“I think there's little evidence that there would be a devastating effect or even a significant negative effect on the industry,” said Lance Price, senior science advisor for Pew. “The potential risks of continuing to use massive amounts of antibiotics in food animal production greatly outweighs any essential threat to the industry. We are in a public health crisis right now with antibiotic resistance.”
Haumann agreed, noting that the organic industry believes animals can be raised without subtherapeutic levels of antibiotics and that producers of conventionally raised animals should be concerned about future trade implications if they continue to use antibiotics in healthy animals.
“Other countries are saying that they're not going to allow this and they've banned it in their countries, to not have antibiotic growth promoters in animal feed,” she said. “The European Union, New Zealand, Thailand and [South] Korea — they've either banned it or will begin banning it, and so what's going to happen is those trading partners who implement this kind of ban can refuse imports that do not meet the standards.”

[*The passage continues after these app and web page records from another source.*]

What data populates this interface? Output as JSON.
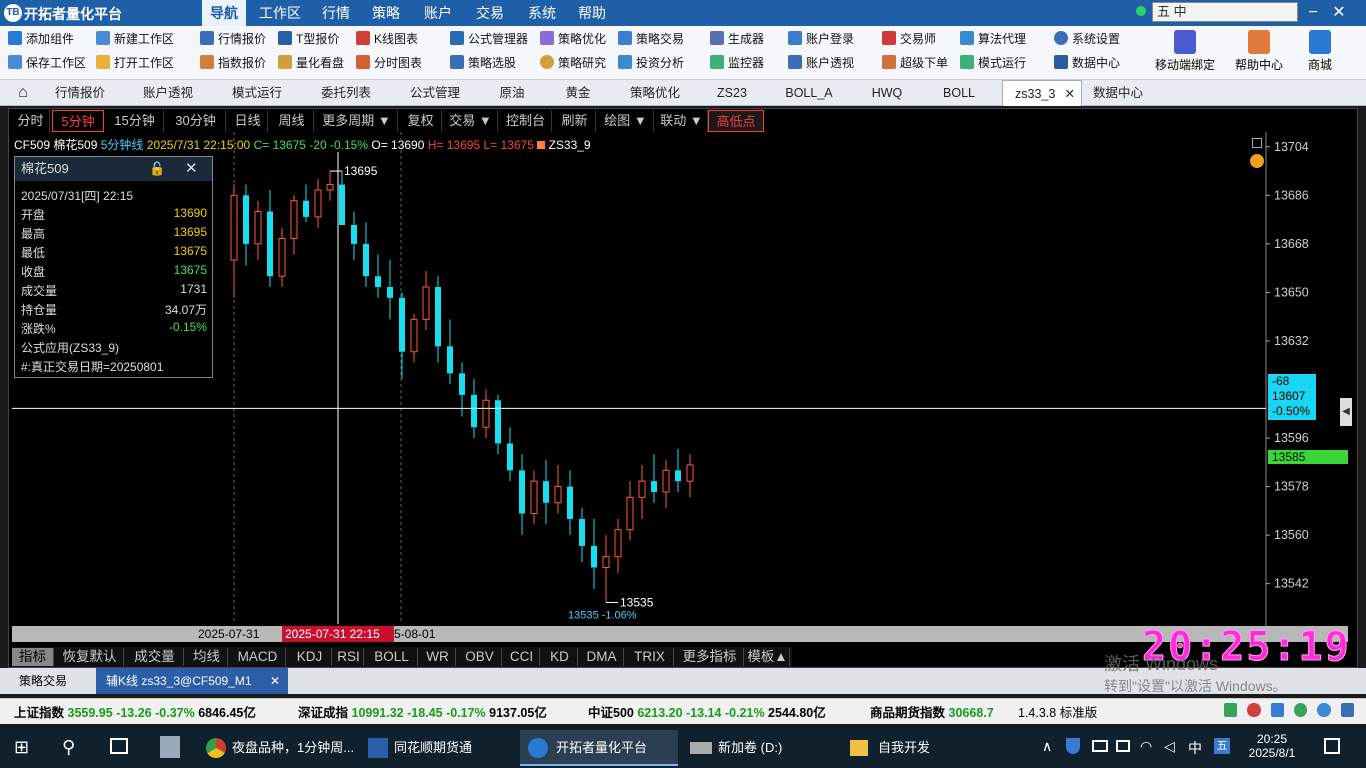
{
  "app": {
    "title": "开拓者量化平台",
    "logo": "TB"
  },
  "menu": [
    "导航",
    "工作区",
    "行情",
    "策略",
    "账户",
    "交易",
    "系统",
    "帮助"
  ],
  "ime_bar": "五 中",
  "toolbar": {
    "row1": [
      "添加组件",
      "新建工作区",
      "行情报价",
      "T型报价",
      "K线图表",
      "公式管理器",
      "策略优化",
      "策略交易",
      "生成器",
      "账户登录",
      "交易师",
      "算法代理",
      "系统设置"
    ],
    "row2": [
      "保存工作区",
      "打开工作区",
      "指数报价",
      "量化看盘",
      "分时图表",
      "策略选股",
      "策略研究",
      "投资分析",
      "监控器",
      "账户透视",
      "超级下单",
      "模式运行",
      "数据中心"
    ],
    "big": [
      "移动端绑定",
      "帮助中心",
      "商城"
    ]
  },
  "tabs": [
    "行情报价",
    "账户透视",
    "模式运行",
    "委托列表",
    "公式管理",
    "原油",
    "黄金",
    "策略优化",
    "ZS23",
    "BOLL_A",
    "HWQ",
    "BOLL",
    "zs33_3",
    "数据中心"
  ],
  "active_tab": "zs33_3",
  "chart_toolbar": [
    "分时",
    "5分钟",
    "15分钟",
    "30分钟",
    "日线",
    "周线",
    "更多周期 ▼",
    "复权",
    "交易 ▼",
    "控制台",
    "刷新",
    "绘图 ▼",
    "联动 ▼",
    "高低点"
  ],
  "info_line": {
    "symbol": "CF509",
    "name": "棉花509",
    "period": "5分钟线",
    "datetime": "2025/7/31 22:15:00",
    "close": "C= 13675",
    "change": "-20",
    "pct": "-0.15%",
    "open": "O= 13690",
    "high": "H= 13695",
    "low": "L= 13675",
    "formula": "ZS33_9"
  },
  "info_panel": {
    "title": "棉花509",
    "datetime": "2025/07/31[四] 22:15",
    "rows": [
      {
        "label": "开盘",
        "value": "13690"
      },
      {
        "label": "最高",
        "value": "13695"
      },
      {
        "label": "最低",
        "value": "13675"
      },
      {
        "label": "收盘",
        "value": "13675"
      },
      {
        "label": "成交量",
        "value": "1731"
      },
      {
        "label": "持仓量",
        "value": "34.07万"
      },
      {
        "label": "涨跌%",
        "value": "-0.15%"
      }
    ],
    "formula": "公式应用(ZS33_9)",
    "note": "#:真正交易日期=20250801"
  },
  "price_axis": [
    "13704",
    "13686",
    "13668",
    "13650",
    "13632",
    "13596",
    "13578",
    "13560",
    "13542"
  ],
  "crosshair": {
    "diff": "-68",
    "price": "13607",
    "pct": "-0.50%"
  },
  "last_price": "13585",
  "high_label": "13695",
  "low_label": "13535",
  "low_note": "13535 -1.06%",
  "date_axis": [
    "2025-07-31",
    "2025-07-31 22:15",
    "5-08-01"
  ],
  "clock": "20:25:19",
  "indicator_tabs": [
    "指标",
    "恢复默认",
    "成交量",
    "均线",
    "MACD",
    "KDJ",
    "RSI",
    "BOLL",
    "WR",
    "OBV",
    "CCI",
    "KD",
    "DMA",
    "TRIX",
    "更多指标",
    "模板▲"
  ],
  "bottom_tabs": [
    "策略交易",
    "辅K线 zs33_3@CF509_M1"
  ],
  "status": {
    "sh": {
      "name": "上证指数",
      "price": "3559.95",
      "chg": "-13.26",
      "pct": "-0.37%",
      "amt": "6846.45亿"
    },
    "sz": {
      "name": "深证成指",
      "price": "10991.32",
      "chg": "-18.45",
      "pct": "-0.17%",
      "amt": "9137.05亿"
    },
    "zz": {
      "name": "中证500",
      "price": "6213.20",
      "chg": "-13.14",
      "pct": "-0.21%",
      "amt": "2544.80亿"
    },
    "fut": {
      "name": "商品期货指数",
      "price": "30668.7"
    },
    "version": "1.4.3.8 标准版"
  },
  "watermark": [
    "激活 Windows",
    "转到\"设置\"以激活 Windows。"
  ],
  "taskbar": {
    "items": [
      "夜盘品种，1分钟周...",
      "同花顺期货通",
      "开拓者量化平台",
      "新加卷 (D:)",
      "自我开发"
    ],
    "time": "20:25",
    "date": "2025/8/1",
    "ime": "中"
  },
  "candles": [
    [
      13662,
      13690,
      13648,
      13686
    ],
    [
      13686,
      13690,
      13660,
      13668
    ],
    [
      13668,
      13684,
      13662,
      13680
    ],
    [
      13680,
      13688,
      13652,
      13656
    ],
    [
      13656,
      13674,
      13652,
      13670
    ],
    [
      13670,
      13686,
      13664,
      13684
    ],
    [
      13684,
      13690,
      13676,
      13678
    ],
    [
      13678,
      13692,
      13674,
      13688
    ],
    [
      13688,
      13695,
      13684,
      13690
    ],
    [
      13690,
      13695,
      13675,
      13675
    ],
    [
      13675,
      13680,
      13662,
      13668
    ],
    [
      13668,
      13676,
      13652,
      13656
    ],
    [
      13656,
      13664,
      13648,
      13652
    ],
    [
      13652,
      13662,
      13640,
      13648
    ],
    [
      13648,
      13650,
      13618,
      13628
    ],
    [
      13628,
      13642,
      13624,
      13640
    ],
    [
      13640,
      13658,
      13636,
      13652
    ],
    [
      13652,
      13656,
      13624,
      13630
    ],
    [
      13630,
      13640,
      13616,
      13620
    ],
    [
      13620,
      13624,
      13604,
      13612
    ],
    [
      13612,
      13618,
      13596,
      13600
    ],
    [
      13600,
      13614,
      13596,
      13610
    ],
    [
      13610,
      13612,
      13590,
      13594
    ],
    [
      13594,
      13600,
      13580,
      13584
    ],
    [
      13584,
      13590,
      13560,
      13568
    ],
    [
      13568,
      13584,
      13564,
      13580
    ],
    [
      13580,
      13588,
      13564,
      13572
    ],
    [
      13572,
      13586,
      13568,
      13578
    ],
    [
      13578,
      13584,
      13560,
      13566
    ],
    [
      13566,
      13570,
      13550,
      13556
    ],
    [
      13556,
      13566,
      13540,
      13548
    ],
    [
      13548,
      13560,
      13535,
      13552
    ],
    [
      13552,
      13566,
      13546,
      13562
    ],
    [
      13562,
      13580,
      13558,
      13574
    ],
    [
      13574,
      13586,
      13566,
      13580
    ],
    [
      13580,
      13590,
      13572,
      13576
    ],
    [
      13576,
      13588,
      13570,
      13584
    ],
    [
      13584,
      13592,
      13576,
      13580
    ],
    [
      13580,
      13590,
      13574,
      13586
    ]
  ],
  "colors": {
    "up": "#ff5a3c",
    "down": "#16e0f0",
    "grid": "#2c2c2c",
    "axis": "#cfcfcf"
  }
}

In fact, several U.S. companies have taken steps to acknowledge consumer concerns about antibiotic use in food animals. In 2005, McDonald's asked its poultry suppliers to eliminate the use of non-therapeutic antibiotics in the broilers destined for McDonald's. And, “no antibiotics, no artificial hormones” labels have become widespread during the past few years, as suppliers respond to consumer concerns about these issues.
But, industry sources on both sides of the issue agree that it is unlikely that the Preservation of Antibiotics for Medical Treatment Act, or PAMTA, will receive significant attention this year as the focus remains on health care reform and job creation.
“However, the effort to educate policymakers will continue to ensure that sound science drives decision making, not politics,” Rosenblatt of the NTF said.
Prince of Pew said he believes PAMTA is a fairly conservative piece of legislation, as it still allows for antibiotic use in the treatment of sick animals.
“I think that the opposition is now having a lot of closed-door sessions with Congress people and so we'll see as the opposition ramps up its efforts where this goes, but we're hopeful that public health will win out on this one,” Prince told SN.
“I think that everybody, especially in a strapped industry like this, everybody is concerned about impact and afraid to make changes because of potential negative impacts on the industry, but I think in this context, the evidence for there being negative impact is pretty low and the potential negative impact on humans of continuing this practice is actually fairly high.”